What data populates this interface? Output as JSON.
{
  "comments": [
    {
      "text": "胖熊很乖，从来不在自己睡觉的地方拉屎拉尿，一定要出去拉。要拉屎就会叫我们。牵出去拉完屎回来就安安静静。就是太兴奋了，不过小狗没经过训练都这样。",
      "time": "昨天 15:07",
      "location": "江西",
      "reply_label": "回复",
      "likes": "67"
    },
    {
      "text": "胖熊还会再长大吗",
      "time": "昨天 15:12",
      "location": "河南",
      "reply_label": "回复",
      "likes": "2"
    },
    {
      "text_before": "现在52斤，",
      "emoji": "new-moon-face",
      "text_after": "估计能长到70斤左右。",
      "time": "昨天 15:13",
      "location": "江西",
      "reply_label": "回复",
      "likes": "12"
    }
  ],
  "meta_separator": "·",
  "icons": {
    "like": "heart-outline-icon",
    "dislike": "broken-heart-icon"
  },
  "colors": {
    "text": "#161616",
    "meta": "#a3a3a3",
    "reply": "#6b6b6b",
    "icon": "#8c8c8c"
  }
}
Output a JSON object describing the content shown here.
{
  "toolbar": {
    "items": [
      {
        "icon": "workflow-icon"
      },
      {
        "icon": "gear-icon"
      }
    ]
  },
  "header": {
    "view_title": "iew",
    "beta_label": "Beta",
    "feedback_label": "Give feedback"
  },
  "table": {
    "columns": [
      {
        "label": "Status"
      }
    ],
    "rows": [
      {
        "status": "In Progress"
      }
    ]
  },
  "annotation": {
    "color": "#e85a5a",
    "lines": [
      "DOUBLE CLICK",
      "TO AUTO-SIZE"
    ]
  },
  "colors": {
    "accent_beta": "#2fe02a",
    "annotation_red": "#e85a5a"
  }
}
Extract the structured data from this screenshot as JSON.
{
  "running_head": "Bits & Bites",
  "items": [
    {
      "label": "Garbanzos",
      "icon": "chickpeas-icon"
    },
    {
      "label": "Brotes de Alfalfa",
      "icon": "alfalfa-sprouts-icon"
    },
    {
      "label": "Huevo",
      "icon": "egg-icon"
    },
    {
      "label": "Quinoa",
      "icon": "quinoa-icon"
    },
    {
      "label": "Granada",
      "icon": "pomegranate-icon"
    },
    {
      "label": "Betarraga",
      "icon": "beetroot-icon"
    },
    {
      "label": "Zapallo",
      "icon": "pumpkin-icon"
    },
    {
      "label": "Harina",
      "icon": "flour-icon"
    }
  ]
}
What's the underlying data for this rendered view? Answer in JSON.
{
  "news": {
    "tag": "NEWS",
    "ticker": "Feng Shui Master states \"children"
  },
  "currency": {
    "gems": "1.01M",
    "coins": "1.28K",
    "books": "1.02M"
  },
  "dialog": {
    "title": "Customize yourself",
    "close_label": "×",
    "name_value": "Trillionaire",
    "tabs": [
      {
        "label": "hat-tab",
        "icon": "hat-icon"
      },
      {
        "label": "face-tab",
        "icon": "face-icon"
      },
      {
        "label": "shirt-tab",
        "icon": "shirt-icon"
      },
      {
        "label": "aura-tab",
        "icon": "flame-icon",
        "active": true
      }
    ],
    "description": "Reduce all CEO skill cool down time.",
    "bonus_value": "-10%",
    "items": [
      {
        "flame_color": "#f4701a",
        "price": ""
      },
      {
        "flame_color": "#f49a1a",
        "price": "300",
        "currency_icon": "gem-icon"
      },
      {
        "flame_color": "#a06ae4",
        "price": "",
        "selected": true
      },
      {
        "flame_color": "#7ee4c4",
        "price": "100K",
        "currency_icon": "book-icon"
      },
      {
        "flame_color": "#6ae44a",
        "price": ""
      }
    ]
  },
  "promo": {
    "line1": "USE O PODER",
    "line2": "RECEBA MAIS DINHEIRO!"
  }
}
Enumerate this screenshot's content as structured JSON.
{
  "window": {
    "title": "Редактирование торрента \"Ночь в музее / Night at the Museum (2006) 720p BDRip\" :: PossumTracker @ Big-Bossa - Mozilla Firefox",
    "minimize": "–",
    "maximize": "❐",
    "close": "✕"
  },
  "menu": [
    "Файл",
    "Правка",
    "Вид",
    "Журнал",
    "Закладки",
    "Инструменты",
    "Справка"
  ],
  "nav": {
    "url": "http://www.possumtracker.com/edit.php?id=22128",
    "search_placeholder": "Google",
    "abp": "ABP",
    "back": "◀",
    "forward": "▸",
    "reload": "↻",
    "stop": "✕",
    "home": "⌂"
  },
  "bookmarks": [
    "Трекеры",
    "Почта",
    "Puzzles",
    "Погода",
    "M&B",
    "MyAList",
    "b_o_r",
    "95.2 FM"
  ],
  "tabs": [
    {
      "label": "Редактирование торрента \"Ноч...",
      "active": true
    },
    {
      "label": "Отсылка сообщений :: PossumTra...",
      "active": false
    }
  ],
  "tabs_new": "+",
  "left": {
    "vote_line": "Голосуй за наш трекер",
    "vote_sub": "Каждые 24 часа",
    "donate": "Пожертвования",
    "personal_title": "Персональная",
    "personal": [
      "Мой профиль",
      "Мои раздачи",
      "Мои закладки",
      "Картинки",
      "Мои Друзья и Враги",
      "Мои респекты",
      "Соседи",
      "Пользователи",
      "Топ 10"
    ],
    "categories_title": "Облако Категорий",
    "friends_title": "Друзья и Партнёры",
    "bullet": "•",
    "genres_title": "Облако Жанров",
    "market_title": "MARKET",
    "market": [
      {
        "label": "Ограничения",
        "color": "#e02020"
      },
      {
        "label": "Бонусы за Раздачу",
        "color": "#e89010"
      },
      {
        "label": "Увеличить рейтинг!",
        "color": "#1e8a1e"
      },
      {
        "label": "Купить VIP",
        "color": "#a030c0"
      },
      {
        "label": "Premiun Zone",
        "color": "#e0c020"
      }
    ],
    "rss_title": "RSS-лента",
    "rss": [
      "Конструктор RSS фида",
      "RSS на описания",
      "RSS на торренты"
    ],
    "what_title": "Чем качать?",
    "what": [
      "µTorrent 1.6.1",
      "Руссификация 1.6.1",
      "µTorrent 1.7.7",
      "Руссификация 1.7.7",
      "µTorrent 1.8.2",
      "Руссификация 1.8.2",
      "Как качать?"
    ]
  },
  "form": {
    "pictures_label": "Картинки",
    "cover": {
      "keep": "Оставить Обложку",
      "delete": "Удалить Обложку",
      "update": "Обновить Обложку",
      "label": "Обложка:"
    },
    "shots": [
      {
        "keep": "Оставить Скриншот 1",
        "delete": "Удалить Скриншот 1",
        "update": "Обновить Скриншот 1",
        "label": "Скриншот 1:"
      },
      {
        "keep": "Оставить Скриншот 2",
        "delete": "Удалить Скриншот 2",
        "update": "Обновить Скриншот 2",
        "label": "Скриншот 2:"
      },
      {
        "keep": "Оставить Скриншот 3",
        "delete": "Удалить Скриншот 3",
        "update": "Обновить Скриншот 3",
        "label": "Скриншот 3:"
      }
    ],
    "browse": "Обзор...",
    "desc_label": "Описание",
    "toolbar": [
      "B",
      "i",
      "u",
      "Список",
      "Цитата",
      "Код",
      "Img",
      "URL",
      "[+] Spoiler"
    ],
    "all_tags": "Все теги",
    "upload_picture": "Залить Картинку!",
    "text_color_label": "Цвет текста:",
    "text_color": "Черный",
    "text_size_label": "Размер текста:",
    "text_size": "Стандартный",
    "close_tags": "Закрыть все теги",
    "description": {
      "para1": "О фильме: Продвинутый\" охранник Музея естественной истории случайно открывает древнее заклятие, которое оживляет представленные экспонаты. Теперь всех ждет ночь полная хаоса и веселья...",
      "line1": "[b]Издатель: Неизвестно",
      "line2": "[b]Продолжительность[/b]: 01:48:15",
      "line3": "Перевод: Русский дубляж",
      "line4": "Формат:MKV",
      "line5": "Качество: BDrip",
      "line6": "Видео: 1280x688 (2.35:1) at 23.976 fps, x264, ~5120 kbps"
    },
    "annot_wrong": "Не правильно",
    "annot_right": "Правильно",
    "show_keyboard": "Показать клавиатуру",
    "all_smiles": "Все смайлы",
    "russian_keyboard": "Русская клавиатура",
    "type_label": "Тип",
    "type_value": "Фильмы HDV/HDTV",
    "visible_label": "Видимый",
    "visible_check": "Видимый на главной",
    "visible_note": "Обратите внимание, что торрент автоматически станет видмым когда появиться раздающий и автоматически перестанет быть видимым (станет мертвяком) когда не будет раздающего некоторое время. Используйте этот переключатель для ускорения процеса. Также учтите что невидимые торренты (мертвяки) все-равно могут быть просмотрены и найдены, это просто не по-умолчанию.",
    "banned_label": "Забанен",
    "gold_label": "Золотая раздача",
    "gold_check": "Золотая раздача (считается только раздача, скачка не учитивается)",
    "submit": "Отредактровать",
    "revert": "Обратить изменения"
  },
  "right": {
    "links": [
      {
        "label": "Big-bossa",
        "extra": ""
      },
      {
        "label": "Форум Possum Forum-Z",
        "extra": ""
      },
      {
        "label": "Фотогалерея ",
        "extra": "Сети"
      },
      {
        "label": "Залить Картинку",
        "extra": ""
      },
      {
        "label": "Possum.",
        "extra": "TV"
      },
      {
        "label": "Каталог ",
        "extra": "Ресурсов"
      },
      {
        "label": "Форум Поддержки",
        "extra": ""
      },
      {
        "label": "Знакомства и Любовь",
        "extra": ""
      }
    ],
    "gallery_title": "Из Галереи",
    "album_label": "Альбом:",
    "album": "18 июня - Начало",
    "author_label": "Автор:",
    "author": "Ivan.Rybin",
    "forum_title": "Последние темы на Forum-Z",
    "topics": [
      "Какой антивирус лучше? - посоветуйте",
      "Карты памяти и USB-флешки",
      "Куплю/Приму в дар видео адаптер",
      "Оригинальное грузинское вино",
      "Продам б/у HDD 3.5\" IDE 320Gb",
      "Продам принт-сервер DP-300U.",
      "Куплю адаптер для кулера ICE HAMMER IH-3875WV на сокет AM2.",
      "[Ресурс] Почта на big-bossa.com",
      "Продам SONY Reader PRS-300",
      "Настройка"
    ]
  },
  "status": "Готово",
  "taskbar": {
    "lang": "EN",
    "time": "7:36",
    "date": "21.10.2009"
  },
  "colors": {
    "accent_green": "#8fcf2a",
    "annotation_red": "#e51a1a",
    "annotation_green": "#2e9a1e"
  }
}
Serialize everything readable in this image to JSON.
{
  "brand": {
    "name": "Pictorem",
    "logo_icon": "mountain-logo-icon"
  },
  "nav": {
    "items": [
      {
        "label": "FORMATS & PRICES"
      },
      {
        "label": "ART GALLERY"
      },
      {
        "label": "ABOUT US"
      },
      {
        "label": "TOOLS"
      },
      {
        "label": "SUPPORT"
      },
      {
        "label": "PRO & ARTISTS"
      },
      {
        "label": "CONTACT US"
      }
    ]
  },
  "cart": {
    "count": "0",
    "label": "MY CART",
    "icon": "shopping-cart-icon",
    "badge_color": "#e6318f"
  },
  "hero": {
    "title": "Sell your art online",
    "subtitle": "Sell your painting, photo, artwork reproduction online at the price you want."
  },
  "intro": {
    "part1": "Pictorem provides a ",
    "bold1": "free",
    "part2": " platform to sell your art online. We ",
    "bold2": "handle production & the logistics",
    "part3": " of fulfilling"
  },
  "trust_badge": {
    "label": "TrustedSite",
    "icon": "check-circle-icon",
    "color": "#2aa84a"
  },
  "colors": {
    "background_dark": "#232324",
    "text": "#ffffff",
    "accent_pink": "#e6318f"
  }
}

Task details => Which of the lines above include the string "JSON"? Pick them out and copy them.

Task solution =>
What data populates this interface? Output as JSON.
Output a JSON object describing the content shown here.
Extract the structured data from this screenshot as JSON.
What's the underlying data for this rendered view? Answer in JSON.
Enumerate this screenshot's content as structured JSON.
Serialize everything readable in this image to JSON.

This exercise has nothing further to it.